Geeting’s case resonated strongly with me. Aside from being emotionally wrought, the national discussion of gentrification tends to be colored by the experiences of certain cities–places like New York City, San Francisco, Boston, LA, and Washington, DC, where hordes of wealthy young and mostly white people have “reclaimed the city,” bringing new financial resources and excitement but also driving up housing costs and forcing lower-income residents out of their neighborhoods. In New York and San Francisco in particular (and increasingly in DC),  complaints about gentrification have been driven by a very real–and entirely fair–fear that people of lower income are not just being driven from their neighborhoods, but from the city entirely. Where the demand for housing of all kinds is for all intents and purposes infinite, it’s hard to imagine that competition for housing isn’t a zero-sum game. But Geeting’s piece is a useful reminder that even as it appears that the Millennial return to the city is a nationwide trend, the experience of every city is not going to be the same. The discussion about gentrification in Baltimore doesn’t have to be the same as in DC. Philly’s doesn’t have to be the same as New York’s.

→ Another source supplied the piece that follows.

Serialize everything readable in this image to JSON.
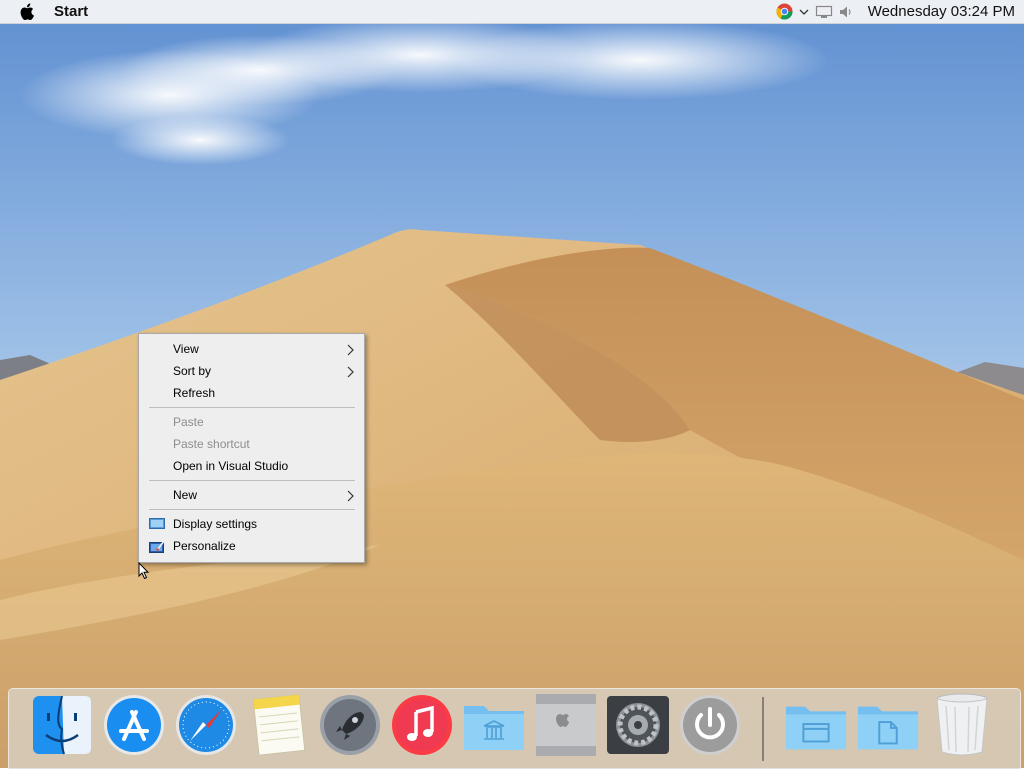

Moreover, there are, in fact, very few cities where the zero-sum logic of gentrification as derived from NYC and San Francisco actually applies. In most of the country, urban housing prices are still very, very low–artificially so, the product of mistaken public policy that has and continues to subsidize suburban sprawl–and even as urban population numbers have stopped declining and in most areas begun to grow again since the turn of the Millennium, prices haven’t exactly skyrocketed. There’s no lack of affordable housing in Philly. There’s no lack of affordable housing in Baltimore. There’s definitely no lack of affordable housing in Detroit. There’s not even a true lack of affordable housing in Chicago, which (the conglomeration of sprawl that is Houston aside) may be the cheapest major city in the country. And there’s certainly no lack of affordable housing in many smaller cities, including Albany. What those cities lack isn’t housing–it’s wealth, income, stable neighborhoods, and local businesses at which to spend money. Certainly some neighborhoods have changed, but on a citywide level very few cities are experiencing the kind of crazy competition and upward-spiraling prices that characterize gentrifying New York and San Francisco. Very few cities will ever experience that kind of demand. And it’s worth remembering that while there are all sorts of banners for urban activists, particularly those on the Left, to be carrying forward, affordable housing isn’t, despite its emotional power, in most cases one of them.